After a few months and a long application process, my mom and I joined the cast of The Biggest Loser: Couples. We both had a lot of weight to lose. (My mother weighed 261 pounds.) A few weeks in, my trainer, Jillian Michaels, asked, “Why are you here?” “Because I’m fat,” I answered. “Why are you fat?” she responded. The truth was my fat protected me. My weight was the reason my relationships ended or I didn’t get a job–or so I told myself. It was an excuse for my failures.
When we worked out in the gym, Jillian often separated teammates. Once, she put my mom on the bike and screamed at her to push harder; I watched from my spot on the elliptical. I wanted to protect her. Jillian immediately yelled at me, warning me not to look in my mother’s direction. My job was to focus on me.
At that moment, I realized that rescuing my mom was not the answer to her problems–or mine. I loved her, but old issues were surfacing that I had to address, and I knew I couldn’t change if I held on to so much hurt. One afternoon, prompted by Jillian, I told my mom how alone I felt growing up. Mom’s defenses were down–she apologized for some of the choices she’d made. “I love you more than life,” she said. “Why else would I come to this dumb old place?
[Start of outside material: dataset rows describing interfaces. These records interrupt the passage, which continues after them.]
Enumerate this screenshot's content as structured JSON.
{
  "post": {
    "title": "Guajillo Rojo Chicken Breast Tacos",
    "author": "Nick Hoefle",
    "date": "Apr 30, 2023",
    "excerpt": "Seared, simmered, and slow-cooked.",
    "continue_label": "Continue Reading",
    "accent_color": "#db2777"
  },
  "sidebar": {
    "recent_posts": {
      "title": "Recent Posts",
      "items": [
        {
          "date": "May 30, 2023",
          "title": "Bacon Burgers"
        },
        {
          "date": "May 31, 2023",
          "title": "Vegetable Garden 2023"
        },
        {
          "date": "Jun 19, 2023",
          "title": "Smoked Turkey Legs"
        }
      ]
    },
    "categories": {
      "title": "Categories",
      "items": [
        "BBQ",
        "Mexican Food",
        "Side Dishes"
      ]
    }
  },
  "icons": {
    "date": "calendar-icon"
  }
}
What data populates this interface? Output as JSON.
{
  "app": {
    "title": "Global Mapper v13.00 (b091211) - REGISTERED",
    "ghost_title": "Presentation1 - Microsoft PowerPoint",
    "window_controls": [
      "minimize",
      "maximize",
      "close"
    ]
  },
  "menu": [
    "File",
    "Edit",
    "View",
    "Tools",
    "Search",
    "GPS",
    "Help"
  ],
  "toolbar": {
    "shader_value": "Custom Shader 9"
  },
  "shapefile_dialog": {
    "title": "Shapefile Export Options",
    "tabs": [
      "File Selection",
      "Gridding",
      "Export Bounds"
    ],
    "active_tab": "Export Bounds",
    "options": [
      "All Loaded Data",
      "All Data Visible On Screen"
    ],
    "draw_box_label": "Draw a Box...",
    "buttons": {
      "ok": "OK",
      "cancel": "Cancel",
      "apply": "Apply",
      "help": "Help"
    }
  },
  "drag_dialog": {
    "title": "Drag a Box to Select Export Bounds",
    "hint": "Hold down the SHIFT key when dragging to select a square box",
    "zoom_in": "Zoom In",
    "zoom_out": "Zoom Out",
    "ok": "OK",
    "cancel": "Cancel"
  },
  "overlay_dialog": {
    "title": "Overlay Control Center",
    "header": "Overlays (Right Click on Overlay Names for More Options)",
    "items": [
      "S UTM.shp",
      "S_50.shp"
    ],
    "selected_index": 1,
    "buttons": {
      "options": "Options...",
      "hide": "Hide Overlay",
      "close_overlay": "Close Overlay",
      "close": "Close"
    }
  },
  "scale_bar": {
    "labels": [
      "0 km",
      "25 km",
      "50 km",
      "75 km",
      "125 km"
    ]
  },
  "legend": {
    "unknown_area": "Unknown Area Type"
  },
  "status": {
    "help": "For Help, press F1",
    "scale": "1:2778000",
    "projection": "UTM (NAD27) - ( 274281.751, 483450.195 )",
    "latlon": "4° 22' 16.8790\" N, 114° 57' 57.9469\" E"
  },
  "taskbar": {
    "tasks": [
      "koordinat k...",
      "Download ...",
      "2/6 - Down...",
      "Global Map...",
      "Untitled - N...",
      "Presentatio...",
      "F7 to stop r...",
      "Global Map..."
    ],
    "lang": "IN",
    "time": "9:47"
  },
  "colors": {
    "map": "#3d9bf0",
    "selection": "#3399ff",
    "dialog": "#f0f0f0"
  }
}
I wanted to be with you.” It was what I needed to hear.
After 4 weeks on the ranch, my mom and I were eliminated and sent home. We were a combined 73 pounds lighter, but I wasn’t sure I’d have the strength to avoid temptation, so I cleaned out the refrigerator and stocked it with what I ate at the ranch: veggies, lean meats, whole grains, and low-fat dairy. I also made changes at work: At the salon where I was a hairdresser, I used to take clients nonstop all day. I’d drink lattes and soda and scarf down fast food whenever I had a minute. But after the ranch, I made time to sit down and eat my lunch, and I no longer jumped up to handle a walk-in client. I was taking care of my needs–and that time was sacred.
I’d been home for about 7 weeks when the show’s producers called, saying they were giving all the eliminated contestants a shot at getting back on the ranch. When I hung up the phone, I looked at my mom and announced, “I’m going to be the first female Biggest Loser.” And in April 2008, in front ofAmerica, it happened. I won, and it was the moment of a lifetime.
MY LIFE AFTER THE BIGGEST LOSER
I’d spent so much energy on losing weight, and now it was time to look at the bigger picture. I called Mark Koops, managing director of the company that produces the show, and asked if we could meet. And he said yes! I told him about all the women who e-mailed me thanking me for changing the consciousness ofAmerica–and I wanted to stay a part of that. Mark told me he’d been waiting for a woman to walk through his door who wanted to make a difference. Working with the show and other sponsors, I now speak at events and try to motivate women who want to change but don’t think they can.
My life with my family is completely different: We hike together now and enjoy healthy dinners. And my relationship with my mom is the best it’s ever been. Sure, we still have our ups and downs, but we’ve learned to talk through our conflicts. Every person in my family helps support my lifestyle. In fact, our first Christmas after I came home from the ranch, we took our holiday vacation toMexico, and to help me stay on track, my family created healthy menus for the trip and split up cooking duties. There wasn’t a gym around, so I did basketball drills with my brothers, and we danced on the patio after dinner. We even exchanged gifts that promoted health, like heart rate monitors and workout equipment. They really rallied behind me, and I’ll never stop drawing from that.
Today I maintain my weight by finding balance. I eat the foods that I love, but I still keep a food journal in my handbag. And while I don’t spend endless hours at the gym, I do exercise in some way almost every day because it gives me energy, and I love how I feel afterward.
In the end, I’m just a normal person who experienced an extraordinary journey–one that happened to be on national television. I want to lead by example, and I’m an example of what believing in yourself truly means.